James Brown had tried almost everything to lose weight, including “some of the strangest food combinations around,” such as grapes with hamburgers and watermelon with oatmeal.
But last fall something finally clicked, and it was not just a dietary program he said “emphasizes organically clean supplements in the weight reduction phase.”
Brown, the host of CBS’ “The NFL Today,” asked his colleague, analyst Bill Cowher, how he has managed to maintain a healthy weight in the decade since he stopped coaching.
“The best thing he did, which shows his understanding of people and coaching players, was he simply looked me in the eye and with no condescension or anything intended to offend me, he said, ‘You know what to do,’” Brown recalled on Wednesday during a promotional shoot for the show in Manhattan.
“That spoke volumes. ‘You know what to do.’ . . . I didn’t want to disappoint him during the season where he sees I’m making progress and then I fall off the wagon.”

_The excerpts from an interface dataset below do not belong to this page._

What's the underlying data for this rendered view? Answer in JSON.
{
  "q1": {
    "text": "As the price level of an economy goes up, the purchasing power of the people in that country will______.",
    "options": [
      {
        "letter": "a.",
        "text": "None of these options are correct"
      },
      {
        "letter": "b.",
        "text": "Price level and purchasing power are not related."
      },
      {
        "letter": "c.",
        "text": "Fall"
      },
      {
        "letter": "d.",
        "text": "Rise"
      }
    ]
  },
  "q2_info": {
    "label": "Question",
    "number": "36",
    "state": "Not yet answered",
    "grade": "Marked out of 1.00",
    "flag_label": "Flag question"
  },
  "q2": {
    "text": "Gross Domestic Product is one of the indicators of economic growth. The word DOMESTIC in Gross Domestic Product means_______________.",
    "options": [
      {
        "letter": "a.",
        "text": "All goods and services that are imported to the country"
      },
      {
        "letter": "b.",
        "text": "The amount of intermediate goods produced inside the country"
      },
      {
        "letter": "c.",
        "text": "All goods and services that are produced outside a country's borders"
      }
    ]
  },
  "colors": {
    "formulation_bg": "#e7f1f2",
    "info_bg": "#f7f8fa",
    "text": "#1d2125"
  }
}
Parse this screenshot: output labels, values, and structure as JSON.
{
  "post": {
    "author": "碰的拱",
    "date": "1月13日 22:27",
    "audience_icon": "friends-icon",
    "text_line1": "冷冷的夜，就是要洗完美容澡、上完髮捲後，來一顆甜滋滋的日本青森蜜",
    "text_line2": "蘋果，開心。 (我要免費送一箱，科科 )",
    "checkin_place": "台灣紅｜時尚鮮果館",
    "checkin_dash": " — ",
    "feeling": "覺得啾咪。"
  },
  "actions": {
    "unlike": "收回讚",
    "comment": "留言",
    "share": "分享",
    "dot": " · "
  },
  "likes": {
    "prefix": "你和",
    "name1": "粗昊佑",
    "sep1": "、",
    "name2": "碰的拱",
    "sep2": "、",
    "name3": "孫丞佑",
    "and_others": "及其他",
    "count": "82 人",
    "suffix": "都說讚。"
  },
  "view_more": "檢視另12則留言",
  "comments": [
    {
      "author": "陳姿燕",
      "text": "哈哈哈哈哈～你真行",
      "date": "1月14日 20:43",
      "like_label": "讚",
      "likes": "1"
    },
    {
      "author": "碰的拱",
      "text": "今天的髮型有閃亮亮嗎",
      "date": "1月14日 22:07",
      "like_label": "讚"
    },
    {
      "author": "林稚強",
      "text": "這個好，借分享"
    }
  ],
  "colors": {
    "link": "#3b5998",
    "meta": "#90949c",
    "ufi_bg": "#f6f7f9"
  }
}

Brown, 66, who said he stands 6-4 ½ to 6-5, weighed 292 pounds at his peak early last fall. By April, he was down to 218, so thin that his wife, Dorothy, told him she would prefer he put back some weight.
By this week he was up to 238, but he said he felt best at the lower weight and plans to return to 220. Wednesday, while others in the cast and crew ate boxed lunches with sandwiches, cookies and pasta, Brown had a special-ordered salad.
“I was very, very impressed,” Cowher said of Brown’s disciplined weight loss. “The way J.B. approached this was one of determination and focus and yet he never deviated on his job. It wasn’t like it changed him. I watched a guy get more determined the further he was into it.
“I was so proud of him for what he did. I didn’t want to say anything until he was done, because when you’re in the middle of something you don’t disrupt it. But I thought what he was doing was awesome.”
Brown added to the degree of difficulty by starting his regimen during the football season, his busiest time. By late in the year, some viewers were starting to notice the difference.
“Last season I got a lot of tweets; people were asking me, which was really kind of nice, ‘J.B., are you sick? Do we need to pray for you?’” he said. “I told them, ‘No, it’s by design.’”
Brown said with the extra weight he noticed himself “huffing and puffing” simply walking up and down the stairs at his home near Washington, D.C.
“I’ve got four young grandkids, ages 3 to 9, and I wanted to be able to be strong and healthy and have a little bit of stamina with them,” he said. “God gives us the temple to take care of. I wanted to be as strong a temple as possible to do whatever his task is and his mission for me.
“So when I dedicated it to that purpose — I’ll be healthy for my show, my colleagues, my wife, my grandkids — you know what, it worked.”